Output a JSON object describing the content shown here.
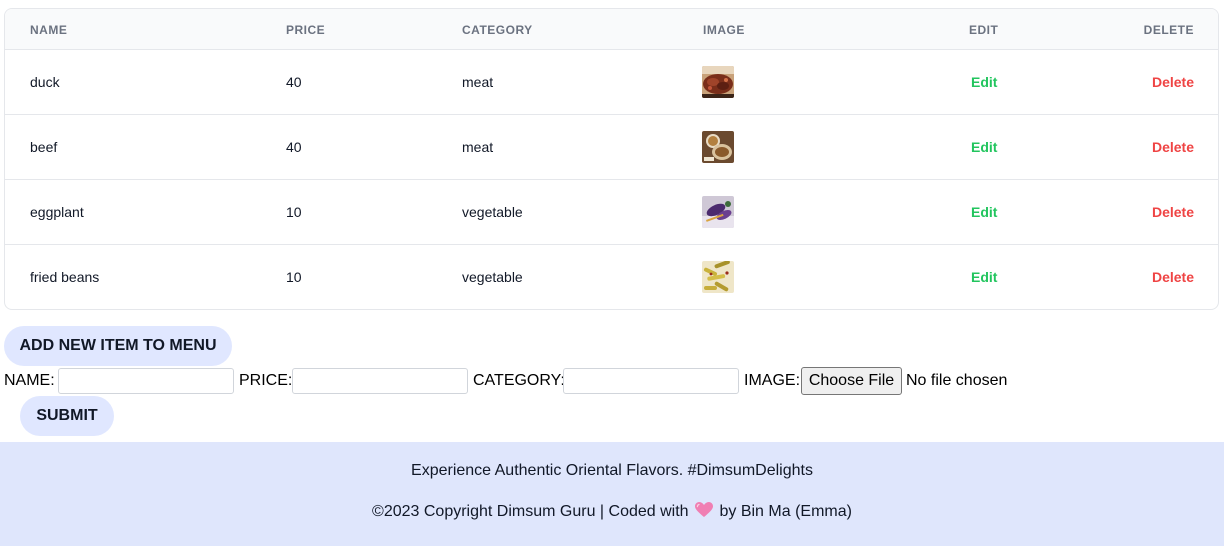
{
  "table": {
    "headers": {
      "name": "NAME",
      "price": "PRICE",
      "category": "CATEGORY",
      "image": "IMAGE",
      "edit": "EDIT",
      "delete": "DELETE"
    },
    "rows": [
      {
        "name": "duck",
        "price": "40",
        "category": "meat",
        "image_icon": "duck-dish-photo",
        "edit": "Edit",
        "delete": "Delete"
      },
      {
        "name": "beef",
        "price": "40",
        "category": "meat",
        "image_icon": "beef-dish-photo",
        "edit": "Edit",
        "delete": "Delete"
      },
      {
        "name": "eggplant",
        "price": "10",
        "category": "vegetable",
        "image_icon": "eggplant-dish-photo",
        "edit": "Edit",
        "delete": "Delete"
      },
      {
        "name": "fried beans",
        "price": "10",
        "category": "vegetable",
        "image_icon": "fried-beans-dish-photo",
        "edit": "Edit",
        "delete": "Delete"
      }
    ]
  },
  "add_form": {
    "toggle_label": "ADD NEW ITEM TO MENU",
    "name_label": "NAME:",
    "name_value": "",
    "price_label": "PRICE:",
    "price_value": "",
    "category_label": "CATEGORY:",
    "category_value": "",
    "image_label": "IMAGE:",
    "file_button_label": "Choose File",
    "file_status": "No file chosen",
    "submit_label": "SUBMIT"
  },
  "footer": {
    "tagline": "Experience Authentic Oriental Flavors. #DimsumDelights",
    "copyright_prefix": "©2023 Copyright Dimsum Guru | Coded with",
    "copyright_suffix": "by Bin Ma (Emma)",
    "heart_icon": "pink-heart-icon"
  },
  "colors": {
    "edit": "#22c55e",
    "delete": "#ef4444",
    "button_bg": "#e0e7ff",
    "footer_bg": "#dfe6fc"
  }
}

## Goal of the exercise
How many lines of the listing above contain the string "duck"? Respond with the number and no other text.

## Answer
2